I told myself that I would not expect a miracle. I reminded myself that two people’s experiences are not the same with Amma. When I hugged her, I felt hugged. I was dizzy and disoriented when she let go of me. Two of her devotees had to help me up and out, and the question that came up to me was, “what happened?” I felt a little shaken, as if I’d visited another universe in the time it takes to sip a cup of tea. But in the end, I knew only that I had been hugged by a woman whose heart would never be closed or hidden from me.

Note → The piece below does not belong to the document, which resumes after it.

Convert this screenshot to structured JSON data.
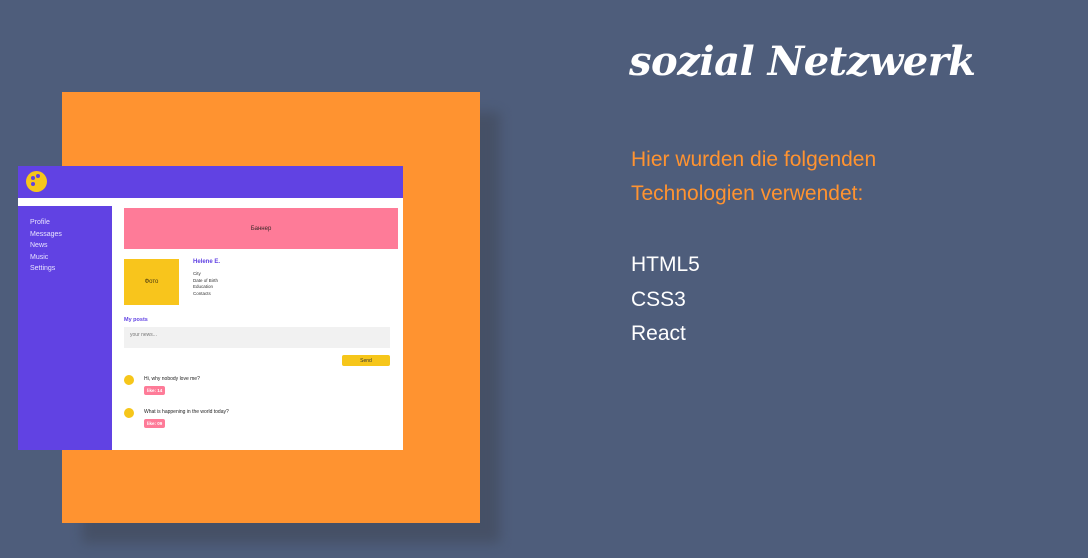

Amma says, “I’m not a swimmingpool. I’m an ocean.” She means whenever we want her, we find her. The ocean hugs the earth. It isn’t much of an effort to find it. The ocean is inexhaustible, immense enough to satisfy all our longings for nurturing love. It doesn’t take a saint to love Amma. It doesn’t take a devotee or a religion. You want a hug? There’s Amma. She will give you one and expect nothing in return.
Although that is not quite like it. Amma gives public events, and those are free. If you want meditations lessons and more time with the organizations, there are workshops you can attend. The first workshop with Amma exonerates you from “seva” the service that every devotee must give in order to make the event happen, but also in order to cleanse out his/her bad karma. The idea of spending $400 to meet Amma in a bad hotel and also have to serve in the kitchen for the privilege didn’t interest me much. I was glad that on the first visit I was exonerated from seva.

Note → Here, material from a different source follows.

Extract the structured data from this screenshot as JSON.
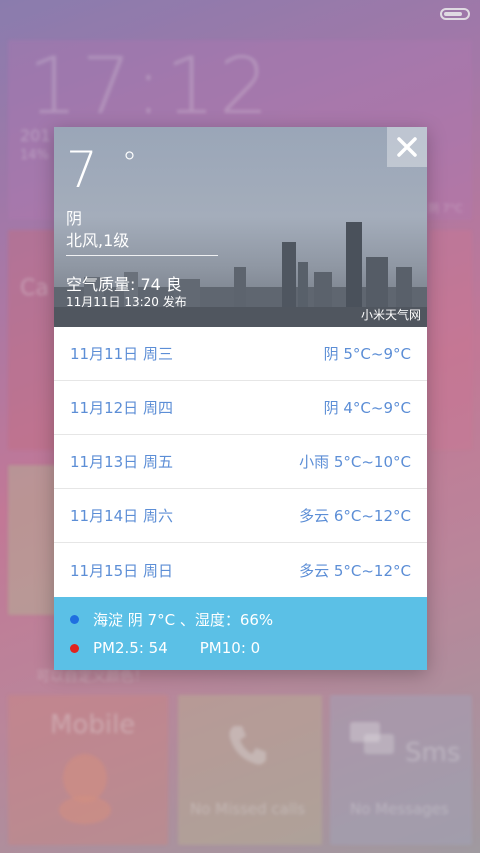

In retrospect three years later, as I continue to feel the gratitude for Amma’s simple message, her hug, filtrate through all the walls and barriers I have built aournd myself, as I call out to Amma to experience peace in my heart, I know that I have missed out on seva. I want to serve. I want to serve without the feeling that I’m being imposed upon. I want to serve because motherhood serves; because cubs need feeding; because a lost todler needs warmth and a tit to suckle, because giving is the only real gift that anyone can give themselves. Seva reminds us that our toil and its products do not belong to us. They are part of our deal with life. We serve so that others may benefit. The rest will fall into place.

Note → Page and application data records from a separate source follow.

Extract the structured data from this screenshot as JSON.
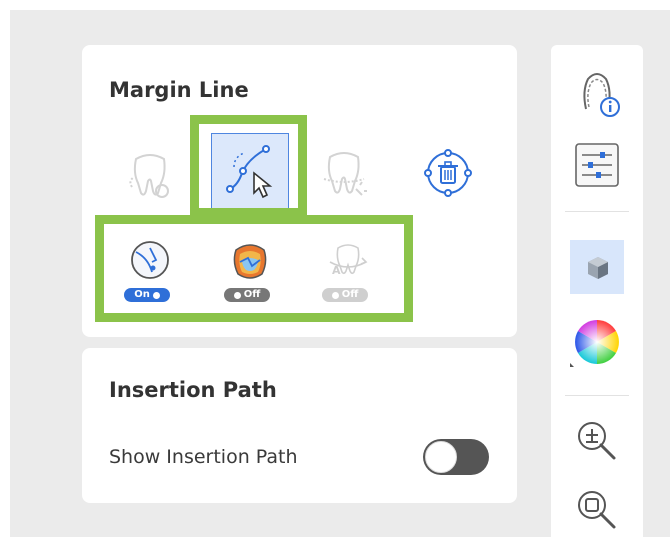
{
  "margin_line": {
    "title": "Margin Line",
    "tools": [
      {
        "icon": "tooth-draw-icon",
        "state": "disabled"
      },
      {
        "icon": "curve-select-icon",
        "state": "active"
      },
      {
        "icon": "tooth-auto-icon",
        "state": "disabled"
      },
      {
        "icon": "trash-icon",
        "state": "enabled"
      }
    ],
    "toggles": [
      {
        "icon": "margin-detect-icon",
        "label": "On",
        "state": "on"
      },
      {
        "icon": "tooth-color-map-icon",
        "label": "Off",
        "state": "off"
      },
      {
        "icon": "tooth-rotate-icon",
        "label": "Off",
        "state": "disabled"
      }
    ]
  },
  "insertion_path": {
    "title": "Insertion Path",
    "show_label": "Show Insertion Path",
    "show_value": "off"
  },
  "toolbar": {
    "items": [
      {
        "icon": "dental-arch-info-icon"
      },
      {
        "icon": "sliders-icon"
      },
      {
        "icon": "cube-view-icon"
      },
      {
        "icon": "color-wheel-icon"
      },
      {
        "icon": "zoom-in-icon"
      },
      {
        "icon": "zoom-fit-icon"
      }
    ]
  },
  "colors": {
    "highlight": "#8bc34a",
    "accent": "#2f6fd8",
    "panel_bg": "#ffffff",
    "app_bg": "#ebebeb"
  }
}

Now I wake up thinking of Amma. I go to bed thinking of Amma. I call to Amma when I’m lost. It is so simple, really. Amma I need a hug. Just like when I was a child and I needed my mamma to give me a hug, to hold me and reassure me that there was at least one person in the world that wold love me for what I was, no matter my shortcomings, no matter my mistakes. Amma is that for me. Amma is my prayer for a calm, uneventful day. Amma is my prayer for seva. I have no children. I hope that I can serve someone, as a mother does, touch one being in the simple way, effacing myself and my ego from the equation, and merely provide the nurturing spirit that will find its way to the mouth of a needy child.
I don’t do well with the worship of humans. I don’t do well with the worship of religions either. Amma is not a god to me; she is not a religion. She is a principle. A nice one, of hope, compassion, and giving. When I call to Amma, I call to the archetypal mother in myself. When I connect with her, my desire is only to hold her and show her my love, and to give my service for her. In these moments I feel closer to god than with the ecstasies of kundalini or the energy of shakti. And I feel thankful, thankful, thankful for Amma mother, Amma in the dog who bred the kittens, Amma in the donkey who saved the horse, Amma in the bear that saved the child, Amma in the saint that holds her loving arms out to 50000 broken hearts, smiling, smelling of jasmine and incense, and chanting “m’daughter m’daughter m’daughter” in her beautiful mother voice.
**Please note: Mamma is the Italian spelling for mother or mama. I have deliberately chosen to use the Italian spelling, as I grew up speaking Italian, and this was the very first word I learned to speak.